MATERIAL PROVIDED
= Beginning of Section =
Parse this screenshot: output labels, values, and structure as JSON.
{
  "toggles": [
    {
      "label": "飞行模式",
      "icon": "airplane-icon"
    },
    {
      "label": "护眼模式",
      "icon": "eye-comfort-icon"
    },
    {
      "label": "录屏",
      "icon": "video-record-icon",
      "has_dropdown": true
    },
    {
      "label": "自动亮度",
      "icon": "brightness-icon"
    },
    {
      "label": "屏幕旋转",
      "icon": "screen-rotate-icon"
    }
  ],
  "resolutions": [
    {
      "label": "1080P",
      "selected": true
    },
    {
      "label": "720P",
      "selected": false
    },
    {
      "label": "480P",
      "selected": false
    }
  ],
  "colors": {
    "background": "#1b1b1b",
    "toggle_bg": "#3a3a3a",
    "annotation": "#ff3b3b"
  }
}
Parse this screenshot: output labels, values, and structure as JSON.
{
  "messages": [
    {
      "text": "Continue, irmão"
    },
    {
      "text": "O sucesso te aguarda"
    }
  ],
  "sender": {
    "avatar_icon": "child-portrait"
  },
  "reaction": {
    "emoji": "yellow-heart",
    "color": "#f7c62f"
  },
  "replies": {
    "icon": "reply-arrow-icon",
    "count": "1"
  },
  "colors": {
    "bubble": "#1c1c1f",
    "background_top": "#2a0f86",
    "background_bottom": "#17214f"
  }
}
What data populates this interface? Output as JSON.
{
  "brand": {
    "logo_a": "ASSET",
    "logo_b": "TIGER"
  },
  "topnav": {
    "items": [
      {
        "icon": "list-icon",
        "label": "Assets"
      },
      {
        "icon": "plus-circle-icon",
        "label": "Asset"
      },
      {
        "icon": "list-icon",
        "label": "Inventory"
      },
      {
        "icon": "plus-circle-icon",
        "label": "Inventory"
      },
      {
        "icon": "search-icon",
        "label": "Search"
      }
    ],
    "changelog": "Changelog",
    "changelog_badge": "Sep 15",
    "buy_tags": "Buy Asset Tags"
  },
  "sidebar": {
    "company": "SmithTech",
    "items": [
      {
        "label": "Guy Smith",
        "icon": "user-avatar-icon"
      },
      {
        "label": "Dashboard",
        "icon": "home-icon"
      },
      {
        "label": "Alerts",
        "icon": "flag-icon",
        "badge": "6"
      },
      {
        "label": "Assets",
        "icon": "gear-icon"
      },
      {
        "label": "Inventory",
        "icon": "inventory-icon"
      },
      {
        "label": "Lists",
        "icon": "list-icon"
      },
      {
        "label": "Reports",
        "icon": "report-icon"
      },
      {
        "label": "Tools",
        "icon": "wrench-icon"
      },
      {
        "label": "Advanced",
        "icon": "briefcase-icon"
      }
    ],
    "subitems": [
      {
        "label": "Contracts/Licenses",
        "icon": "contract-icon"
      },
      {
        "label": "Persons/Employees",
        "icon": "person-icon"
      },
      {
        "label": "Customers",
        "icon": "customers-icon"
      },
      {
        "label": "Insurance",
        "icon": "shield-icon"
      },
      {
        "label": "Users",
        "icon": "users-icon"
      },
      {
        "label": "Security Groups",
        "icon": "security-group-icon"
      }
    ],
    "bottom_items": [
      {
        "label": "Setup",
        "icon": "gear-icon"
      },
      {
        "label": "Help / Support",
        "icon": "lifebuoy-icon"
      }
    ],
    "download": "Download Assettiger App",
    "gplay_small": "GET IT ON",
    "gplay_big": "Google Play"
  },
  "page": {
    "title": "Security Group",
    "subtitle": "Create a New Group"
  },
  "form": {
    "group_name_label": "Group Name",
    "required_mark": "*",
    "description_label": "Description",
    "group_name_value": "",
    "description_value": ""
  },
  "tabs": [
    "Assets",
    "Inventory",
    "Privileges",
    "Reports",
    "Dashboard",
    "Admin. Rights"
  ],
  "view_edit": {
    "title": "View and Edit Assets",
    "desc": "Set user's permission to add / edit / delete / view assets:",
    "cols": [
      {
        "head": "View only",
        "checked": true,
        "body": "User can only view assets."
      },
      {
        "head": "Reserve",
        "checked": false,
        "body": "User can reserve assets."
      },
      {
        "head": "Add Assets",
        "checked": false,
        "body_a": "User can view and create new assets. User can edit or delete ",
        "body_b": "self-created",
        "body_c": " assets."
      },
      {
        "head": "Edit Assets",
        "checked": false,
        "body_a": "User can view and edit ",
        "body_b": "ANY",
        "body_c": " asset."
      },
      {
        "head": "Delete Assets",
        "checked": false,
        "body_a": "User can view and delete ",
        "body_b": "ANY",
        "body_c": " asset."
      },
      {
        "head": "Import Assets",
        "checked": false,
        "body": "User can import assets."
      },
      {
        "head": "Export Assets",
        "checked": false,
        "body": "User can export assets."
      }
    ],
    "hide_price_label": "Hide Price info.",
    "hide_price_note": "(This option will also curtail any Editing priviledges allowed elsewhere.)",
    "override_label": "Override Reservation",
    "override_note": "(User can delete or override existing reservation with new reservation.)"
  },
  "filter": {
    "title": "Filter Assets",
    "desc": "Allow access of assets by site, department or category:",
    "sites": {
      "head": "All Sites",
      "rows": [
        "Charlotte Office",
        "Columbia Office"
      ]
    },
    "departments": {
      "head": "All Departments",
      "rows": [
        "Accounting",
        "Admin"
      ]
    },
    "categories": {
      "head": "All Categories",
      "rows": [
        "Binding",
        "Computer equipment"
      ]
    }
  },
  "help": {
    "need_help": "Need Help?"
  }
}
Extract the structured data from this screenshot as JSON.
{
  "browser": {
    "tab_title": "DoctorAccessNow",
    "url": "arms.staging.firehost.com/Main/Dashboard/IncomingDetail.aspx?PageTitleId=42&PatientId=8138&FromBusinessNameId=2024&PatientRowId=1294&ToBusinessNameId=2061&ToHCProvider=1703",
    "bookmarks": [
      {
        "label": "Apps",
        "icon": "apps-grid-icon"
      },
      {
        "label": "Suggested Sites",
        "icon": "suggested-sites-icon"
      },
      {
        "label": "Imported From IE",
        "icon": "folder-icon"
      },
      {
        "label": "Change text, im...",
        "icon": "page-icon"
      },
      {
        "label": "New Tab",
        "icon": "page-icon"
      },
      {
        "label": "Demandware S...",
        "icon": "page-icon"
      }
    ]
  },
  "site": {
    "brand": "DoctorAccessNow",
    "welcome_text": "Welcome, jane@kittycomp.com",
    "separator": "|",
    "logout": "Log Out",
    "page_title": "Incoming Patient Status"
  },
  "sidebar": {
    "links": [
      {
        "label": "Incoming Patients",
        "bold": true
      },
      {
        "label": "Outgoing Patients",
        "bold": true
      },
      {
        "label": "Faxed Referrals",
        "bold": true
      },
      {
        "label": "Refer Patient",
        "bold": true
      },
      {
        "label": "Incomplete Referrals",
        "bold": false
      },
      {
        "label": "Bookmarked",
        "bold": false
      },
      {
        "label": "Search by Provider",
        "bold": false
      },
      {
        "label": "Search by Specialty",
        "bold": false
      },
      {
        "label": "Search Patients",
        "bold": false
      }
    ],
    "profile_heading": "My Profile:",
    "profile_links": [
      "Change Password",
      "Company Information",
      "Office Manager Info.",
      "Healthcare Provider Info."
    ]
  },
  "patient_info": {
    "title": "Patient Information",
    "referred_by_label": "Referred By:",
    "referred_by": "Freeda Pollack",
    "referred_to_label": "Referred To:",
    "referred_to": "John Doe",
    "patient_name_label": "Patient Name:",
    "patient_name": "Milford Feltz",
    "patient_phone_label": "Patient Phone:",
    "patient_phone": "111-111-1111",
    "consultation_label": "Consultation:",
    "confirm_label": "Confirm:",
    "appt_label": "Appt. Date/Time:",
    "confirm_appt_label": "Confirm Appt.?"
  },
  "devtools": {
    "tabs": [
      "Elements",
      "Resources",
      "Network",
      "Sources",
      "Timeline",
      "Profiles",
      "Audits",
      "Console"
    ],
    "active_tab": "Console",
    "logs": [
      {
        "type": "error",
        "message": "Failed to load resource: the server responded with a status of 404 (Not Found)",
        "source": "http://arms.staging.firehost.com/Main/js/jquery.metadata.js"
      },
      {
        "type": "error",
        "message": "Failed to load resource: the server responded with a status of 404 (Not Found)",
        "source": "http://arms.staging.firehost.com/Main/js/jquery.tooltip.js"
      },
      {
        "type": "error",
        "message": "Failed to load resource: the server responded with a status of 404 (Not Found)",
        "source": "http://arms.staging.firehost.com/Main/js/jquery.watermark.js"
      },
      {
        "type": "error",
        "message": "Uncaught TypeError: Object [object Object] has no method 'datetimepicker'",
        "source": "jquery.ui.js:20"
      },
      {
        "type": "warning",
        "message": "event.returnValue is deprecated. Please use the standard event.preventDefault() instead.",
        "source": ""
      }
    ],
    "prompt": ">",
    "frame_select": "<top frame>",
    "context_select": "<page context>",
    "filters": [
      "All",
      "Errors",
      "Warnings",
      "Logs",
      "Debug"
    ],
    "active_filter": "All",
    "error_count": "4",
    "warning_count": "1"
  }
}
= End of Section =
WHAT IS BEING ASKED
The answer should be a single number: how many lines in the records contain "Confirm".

REPLY
2